A new direction
Improving patient outcomes
Autoimmune GI dysmotility (AGID) is a newly described clinical entity that is a clinical and limited manifestation of autoimmune dysautonomia.
Autonomic disease is typically associated with syncope, neuropathy, and sweating problems, but chronic gastrointestinal (GI) dysmotility may also be a component.
Research conducted by Mayo Clinic on autonomic disease in an immune setting led to the discovery that immunotherapy can be beneficial for patients with autonomic disease.
A treatable condition
Identifying GI dysmotility as autoimmune-mediated is extremely important, because patients treated with immunotherapy can see a dramatic improvement — going from persistent nausea, vomiting, and weight loss, to feeling normal within a few weeks.
A Test in Focus
Divyanshu (Div), Dubey, M.B.B.S., gives an overview of the new GID2 test available through Mayo Clinic Laboratories.
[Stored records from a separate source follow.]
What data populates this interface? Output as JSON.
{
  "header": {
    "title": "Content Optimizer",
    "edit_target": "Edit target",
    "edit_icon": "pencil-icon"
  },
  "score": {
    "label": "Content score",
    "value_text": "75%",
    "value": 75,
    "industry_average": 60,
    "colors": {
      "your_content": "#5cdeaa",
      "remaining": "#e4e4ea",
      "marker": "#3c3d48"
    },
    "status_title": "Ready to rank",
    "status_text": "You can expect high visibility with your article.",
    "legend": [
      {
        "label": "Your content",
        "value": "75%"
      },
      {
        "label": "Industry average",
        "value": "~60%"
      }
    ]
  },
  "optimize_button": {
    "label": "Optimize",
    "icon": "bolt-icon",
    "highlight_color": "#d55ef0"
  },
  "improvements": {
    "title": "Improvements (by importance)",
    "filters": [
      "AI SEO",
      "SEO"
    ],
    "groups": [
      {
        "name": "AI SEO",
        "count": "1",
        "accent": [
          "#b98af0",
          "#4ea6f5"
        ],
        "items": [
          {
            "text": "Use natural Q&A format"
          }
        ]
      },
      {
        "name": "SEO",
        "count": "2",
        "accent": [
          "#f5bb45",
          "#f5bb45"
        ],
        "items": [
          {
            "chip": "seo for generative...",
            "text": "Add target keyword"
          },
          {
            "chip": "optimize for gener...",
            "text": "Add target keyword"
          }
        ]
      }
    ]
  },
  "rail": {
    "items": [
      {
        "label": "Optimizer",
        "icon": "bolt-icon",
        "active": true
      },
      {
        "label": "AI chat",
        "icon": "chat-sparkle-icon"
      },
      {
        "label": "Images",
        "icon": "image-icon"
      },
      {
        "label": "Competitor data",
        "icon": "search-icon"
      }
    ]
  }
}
He discusses when this testing should be ordered, how this testing compares to previous testing approaches, and what clinical action can be taken due to the results of this testing.
Who should be tested?
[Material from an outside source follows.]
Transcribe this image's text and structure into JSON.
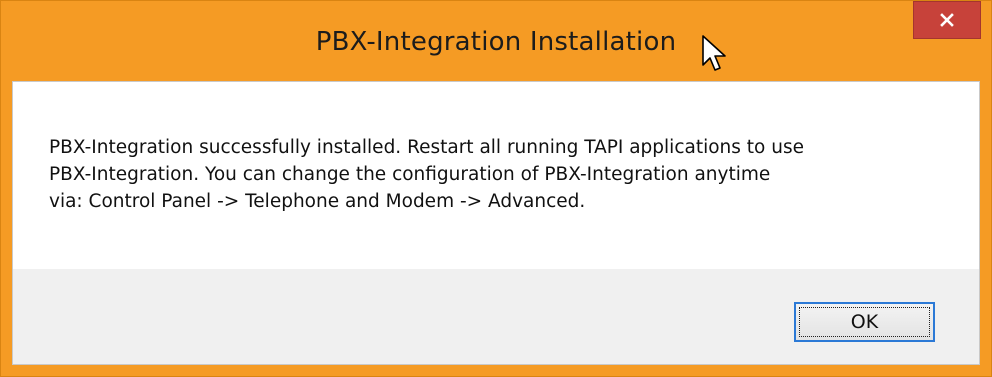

Clinical clues for diagnosing AGID
- Proven GI dysmotility that is more diffuse; Involves stomach, small bowel, and colon; Not just a focal gastroparesis, focal colonic dysmotility, or focal esophageal dysmotility
- Detection of one or more neural-specific autoantibodies
- Evidence of limited, multifocal, or diffuse dysautonomia clinically and on objective autonomic function tests
- Persistent nausea, vomiting, bloating, or involuntary weight loss
- Subacute onset of disorder with a preceding viral prodrome (fever, headache, lethargy, and myalgias) in patients ages 20 to 60
- Risk factors for cancer (e.g., personal or family history or use of tobacco)
- Personal or family history of extra-intestinal autoimmune disorders
The more of these signs are present, the more likely the patient has AGID and the greater the need to test.
Which test should I order?
Learn more about how to order this evaluation at your institution.